The spawning of A. borelli is very similar to other substrate spawners or "cave spawners" We used 3 inch long pieces of 1 1/2 inch diameter P.V.C. pipe with one end capped and placed two or three of these units in each Apisto tank. These make great "caves” and gives the males a place to guard until the female is ready to spawn. The mating dance of these species is most spectacular when they both are displaying their finest colors.
The female lays brownish-red eggs on the roof of the "cave" and the male takes turns with her so he can fertilize them. The female will guard the eggs while constantly fanning them. She is very intolerant of the male or any other fish while with the eggs and she will aggressively attack them to keep them away. The eggs hatch in three to four days depending on the temperature and the female will continue to guard over them. The female has been known to eat the fry at this wiggler stage if she feels she cannot protect them. If you have an aggressive male or another female in the tank, I suggest you pull them at the time of spawning.
The fry become free-swimming in about three days (six total) and should be fed microworms or A.P.R. (artificial plankton rotifer) or another infusoria. Once free-swimming I have not noticed another A. borelli eat the fry. After one week they can easily eat newly hatched brine shrimp. The young seem to "school" until they are about two weeks old. We remove them at this time to ease tank crowding and to give them room to grow. We only get twelve to thirty fry at a spawn but I have heard of spawns up to one hundred. The fry are very slow growing so we suggest very frequent water changes.
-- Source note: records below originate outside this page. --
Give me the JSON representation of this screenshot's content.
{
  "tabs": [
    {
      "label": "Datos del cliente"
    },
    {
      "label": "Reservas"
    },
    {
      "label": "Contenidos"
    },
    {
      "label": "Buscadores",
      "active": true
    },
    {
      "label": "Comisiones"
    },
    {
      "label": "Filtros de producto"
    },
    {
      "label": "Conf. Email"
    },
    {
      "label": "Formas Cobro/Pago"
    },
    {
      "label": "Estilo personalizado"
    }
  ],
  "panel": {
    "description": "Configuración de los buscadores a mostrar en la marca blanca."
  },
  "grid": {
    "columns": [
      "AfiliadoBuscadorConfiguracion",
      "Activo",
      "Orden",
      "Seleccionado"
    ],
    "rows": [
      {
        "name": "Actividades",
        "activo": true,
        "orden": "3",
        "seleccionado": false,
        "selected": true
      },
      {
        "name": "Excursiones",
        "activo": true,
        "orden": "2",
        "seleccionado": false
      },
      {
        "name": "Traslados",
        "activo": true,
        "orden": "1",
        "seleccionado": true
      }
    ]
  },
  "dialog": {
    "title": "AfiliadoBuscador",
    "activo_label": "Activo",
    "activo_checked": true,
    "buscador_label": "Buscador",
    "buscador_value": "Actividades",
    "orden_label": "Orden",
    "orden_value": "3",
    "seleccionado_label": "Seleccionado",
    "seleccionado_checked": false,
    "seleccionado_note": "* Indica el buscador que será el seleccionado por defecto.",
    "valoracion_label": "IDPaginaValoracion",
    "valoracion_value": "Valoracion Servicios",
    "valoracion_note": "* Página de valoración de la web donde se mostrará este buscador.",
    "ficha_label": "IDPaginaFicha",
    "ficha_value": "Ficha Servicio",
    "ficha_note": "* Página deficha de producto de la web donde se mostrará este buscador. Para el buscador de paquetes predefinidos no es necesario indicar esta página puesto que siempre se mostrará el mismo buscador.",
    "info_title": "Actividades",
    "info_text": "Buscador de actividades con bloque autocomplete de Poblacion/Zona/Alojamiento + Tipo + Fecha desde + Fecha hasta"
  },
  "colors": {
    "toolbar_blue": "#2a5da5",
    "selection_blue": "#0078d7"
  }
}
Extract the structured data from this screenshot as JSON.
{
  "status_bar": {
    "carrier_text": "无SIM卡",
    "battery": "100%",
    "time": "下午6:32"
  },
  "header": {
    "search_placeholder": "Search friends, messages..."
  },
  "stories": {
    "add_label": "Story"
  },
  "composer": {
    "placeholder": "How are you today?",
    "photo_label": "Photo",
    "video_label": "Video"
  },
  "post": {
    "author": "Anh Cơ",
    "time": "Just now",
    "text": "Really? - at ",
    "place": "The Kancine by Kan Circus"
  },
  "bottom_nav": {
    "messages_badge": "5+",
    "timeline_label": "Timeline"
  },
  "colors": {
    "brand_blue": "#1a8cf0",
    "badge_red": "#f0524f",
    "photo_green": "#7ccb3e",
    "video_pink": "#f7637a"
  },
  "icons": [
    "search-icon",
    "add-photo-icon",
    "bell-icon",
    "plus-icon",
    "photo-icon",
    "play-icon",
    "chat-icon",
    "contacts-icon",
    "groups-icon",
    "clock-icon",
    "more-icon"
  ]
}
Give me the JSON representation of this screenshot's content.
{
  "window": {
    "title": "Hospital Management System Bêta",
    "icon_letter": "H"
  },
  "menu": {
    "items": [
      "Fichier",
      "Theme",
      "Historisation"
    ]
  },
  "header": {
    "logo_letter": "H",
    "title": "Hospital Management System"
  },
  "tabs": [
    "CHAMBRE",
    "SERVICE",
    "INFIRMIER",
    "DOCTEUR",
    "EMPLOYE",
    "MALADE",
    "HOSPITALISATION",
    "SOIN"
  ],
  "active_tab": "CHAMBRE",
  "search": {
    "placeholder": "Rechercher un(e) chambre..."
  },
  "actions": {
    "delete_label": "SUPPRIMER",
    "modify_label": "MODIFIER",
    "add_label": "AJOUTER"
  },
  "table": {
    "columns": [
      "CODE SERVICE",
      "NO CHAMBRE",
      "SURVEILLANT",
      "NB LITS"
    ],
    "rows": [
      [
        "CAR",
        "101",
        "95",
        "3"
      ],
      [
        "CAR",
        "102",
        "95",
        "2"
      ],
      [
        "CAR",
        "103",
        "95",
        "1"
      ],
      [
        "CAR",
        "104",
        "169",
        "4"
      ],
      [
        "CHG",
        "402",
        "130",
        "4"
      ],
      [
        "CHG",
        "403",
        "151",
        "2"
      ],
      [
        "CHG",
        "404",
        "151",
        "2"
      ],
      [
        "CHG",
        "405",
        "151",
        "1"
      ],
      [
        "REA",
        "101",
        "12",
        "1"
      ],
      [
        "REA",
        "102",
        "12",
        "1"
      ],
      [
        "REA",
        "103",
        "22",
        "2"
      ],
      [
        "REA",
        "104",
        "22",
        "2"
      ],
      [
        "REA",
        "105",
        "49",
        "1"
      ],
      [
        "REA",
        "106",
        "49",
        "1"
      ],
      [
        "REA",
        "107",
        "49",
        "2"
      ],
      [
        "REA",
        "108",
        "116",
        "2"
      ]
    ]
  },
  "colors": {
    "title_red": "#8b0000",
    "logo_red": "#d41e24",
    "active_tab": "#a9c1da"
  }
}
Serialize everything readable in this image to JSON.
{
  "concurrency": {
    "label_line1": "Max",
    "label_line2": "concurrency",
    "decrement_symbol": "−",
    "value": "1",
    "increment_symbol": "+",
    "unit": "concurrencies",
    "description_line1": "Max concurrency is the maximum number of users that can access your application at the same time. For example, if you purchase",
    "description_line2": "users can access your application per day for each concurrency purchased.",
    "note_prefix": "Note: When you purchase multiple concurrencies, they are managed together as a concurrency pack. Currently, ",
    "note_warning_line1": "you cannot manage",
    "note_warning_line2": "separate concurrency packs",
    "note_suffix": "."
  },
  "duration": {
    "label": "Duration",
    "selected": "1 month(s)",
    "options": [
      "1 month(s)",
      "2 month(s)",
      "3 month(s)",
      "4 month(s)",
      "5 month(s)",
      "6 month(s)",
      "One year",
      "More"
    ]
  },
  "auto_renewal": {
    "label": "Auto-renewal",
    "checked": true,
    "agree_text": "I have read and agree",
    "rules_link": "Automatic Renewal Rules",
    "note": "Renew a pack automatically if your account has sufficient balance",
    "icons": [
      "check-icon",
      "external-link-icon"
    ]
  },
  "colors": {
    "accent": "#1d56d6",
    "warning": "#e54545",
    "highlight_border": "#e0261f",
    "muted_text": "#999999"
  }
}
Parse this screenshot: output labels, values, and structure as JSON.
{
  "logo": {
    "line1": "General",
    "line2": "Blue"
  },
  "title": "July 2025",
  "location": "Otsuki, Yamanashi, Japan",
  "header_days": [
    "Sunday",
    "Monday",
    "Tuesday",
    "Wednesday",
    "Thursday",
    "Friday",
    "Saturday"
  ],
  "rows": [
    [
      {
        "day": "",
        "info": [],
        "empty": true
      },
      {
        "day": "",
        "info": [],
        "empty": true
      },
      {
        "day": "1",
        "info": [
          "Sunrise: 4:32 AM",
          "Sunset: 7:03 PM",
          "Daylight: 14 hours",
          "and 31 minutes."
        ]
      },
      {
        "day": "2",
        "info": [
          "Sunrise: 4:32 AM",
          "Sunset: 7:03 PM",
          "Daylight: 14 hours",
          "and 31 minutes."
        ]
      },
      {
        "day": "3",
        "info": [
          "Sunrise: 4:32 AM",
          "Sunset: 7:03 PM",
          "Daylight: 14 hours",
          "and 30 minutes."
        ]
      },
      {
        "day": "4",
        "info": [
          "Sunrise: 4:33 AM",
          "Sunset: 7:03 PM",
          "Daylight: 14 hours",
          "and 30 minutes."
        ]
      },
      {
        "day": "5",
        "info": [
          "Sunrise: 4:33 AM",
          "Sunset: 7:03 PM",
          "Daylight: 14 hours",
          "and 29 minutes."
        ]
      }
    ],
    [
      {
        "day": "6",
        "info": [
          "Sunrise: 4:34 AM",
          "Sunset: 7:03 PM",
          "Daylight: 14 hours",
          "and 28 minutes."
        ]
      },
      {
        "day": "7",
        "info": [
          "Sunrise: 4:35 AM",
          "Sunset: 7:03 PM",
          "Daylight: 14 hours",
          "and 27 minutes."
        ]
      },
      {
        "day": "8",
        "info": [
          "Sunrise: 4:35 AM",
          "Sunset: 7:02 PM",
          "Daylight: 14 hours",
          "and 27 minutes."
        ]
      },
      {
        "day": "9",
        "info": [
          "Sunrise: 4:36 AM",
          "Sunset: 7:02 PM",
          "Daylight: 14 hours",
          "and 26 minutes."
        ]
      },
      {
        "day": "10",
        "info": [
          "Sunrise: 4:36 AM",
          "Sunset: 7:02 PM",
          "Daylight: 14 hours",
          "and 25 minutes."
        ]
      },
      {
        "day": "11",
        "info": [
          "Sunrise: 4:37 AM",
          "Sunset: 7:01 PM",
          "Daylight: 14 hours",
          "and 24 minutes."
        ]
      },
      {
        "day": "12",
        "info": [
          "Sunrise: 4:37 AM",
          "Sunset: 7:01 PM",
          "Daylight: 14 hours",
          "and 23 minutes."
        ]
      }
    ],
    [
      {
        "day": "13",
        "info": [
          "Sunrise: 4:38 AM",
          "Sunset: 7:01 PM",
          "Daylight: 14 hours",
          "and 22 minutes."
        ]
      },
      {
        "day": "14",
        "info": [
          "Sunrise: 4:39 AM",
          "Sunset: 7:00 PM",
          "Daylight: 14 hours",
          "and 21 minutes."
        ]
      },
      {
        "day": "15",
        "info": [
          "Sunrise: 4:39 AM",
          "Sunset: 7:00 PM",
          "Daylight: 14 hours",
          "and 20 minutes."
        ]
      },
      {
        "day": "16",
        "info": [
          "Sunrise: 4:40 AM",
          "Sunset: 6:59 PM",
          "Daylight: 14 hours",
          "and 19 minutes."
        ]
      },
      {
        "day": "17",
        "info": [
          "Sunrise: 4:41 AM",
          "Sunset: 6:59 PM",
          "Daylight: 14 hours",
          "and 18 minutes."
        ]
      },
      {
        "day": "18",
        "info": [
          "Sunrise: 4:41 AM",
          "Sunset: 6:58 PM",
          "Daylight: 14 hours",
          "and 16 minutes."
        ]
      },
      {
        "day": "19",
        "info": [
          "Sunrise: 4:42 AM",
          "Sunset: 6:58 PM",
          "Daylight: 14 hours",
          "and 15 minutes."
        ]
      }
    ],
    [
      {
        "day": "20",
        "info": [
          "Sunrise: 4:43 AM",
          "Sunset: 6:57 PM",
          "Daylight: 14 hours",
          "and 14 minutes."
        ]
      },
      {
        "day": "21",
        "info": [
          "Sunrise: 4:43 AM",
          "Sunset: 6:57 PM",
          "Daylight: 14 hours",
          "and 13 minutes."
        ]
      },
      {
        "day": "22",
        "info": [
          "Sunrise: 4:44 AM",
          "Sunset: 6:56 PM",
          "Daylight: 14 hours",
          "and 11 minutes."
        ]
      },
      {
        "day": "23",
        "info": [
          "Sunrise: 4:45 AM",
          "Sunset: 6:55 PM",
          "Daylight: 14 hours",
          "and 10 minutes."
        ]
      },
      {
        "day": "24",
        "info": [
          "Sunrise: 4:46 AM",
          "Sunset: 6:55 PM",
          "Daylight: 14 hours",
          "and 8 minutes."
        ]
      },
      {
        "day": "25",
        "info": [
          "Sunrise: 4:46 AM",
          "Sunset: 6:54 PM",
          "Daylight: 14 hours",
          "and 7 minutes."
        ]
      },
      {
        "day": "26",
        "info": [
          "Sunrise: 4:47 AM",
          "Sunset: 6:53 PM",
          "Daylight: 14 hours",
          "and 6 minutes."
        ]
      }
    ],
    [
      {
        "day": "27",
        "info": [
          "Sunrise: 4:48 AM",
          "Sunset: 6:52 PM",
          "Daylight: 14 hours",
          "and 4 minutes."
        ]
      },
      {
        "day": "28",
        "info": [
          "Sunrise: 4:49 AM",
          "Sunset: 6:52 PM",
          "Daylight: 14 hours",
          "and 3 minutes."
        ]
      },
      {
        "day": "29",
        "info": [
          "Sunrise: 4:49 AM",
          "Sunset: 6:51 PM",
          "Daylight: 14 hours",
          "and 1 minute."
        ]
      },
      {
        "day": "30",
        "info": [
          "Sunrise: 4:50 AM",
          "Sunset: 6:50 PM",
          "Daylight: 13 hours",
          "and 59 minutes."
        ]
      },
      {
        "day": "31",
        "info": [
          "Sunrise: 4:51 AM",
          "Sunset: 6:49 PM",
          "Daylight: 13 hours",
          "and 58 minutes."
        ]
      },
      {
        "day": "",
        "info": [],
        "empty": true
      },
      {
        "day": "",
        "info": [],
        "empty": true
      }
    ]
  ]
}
If you haven't tried raising or breeding Apistogramma borelli or any other Apisto, I think you should give it a try. It can be very rewarding.Subnote: If you are interested and cannot find any at your local aquarium shop, talk to someone in your club that raises them or someone who belongs to the A.C.A. or the Apistogramma Study Group as both of these clubs have “trading post” sections where you can order the species you would like to try.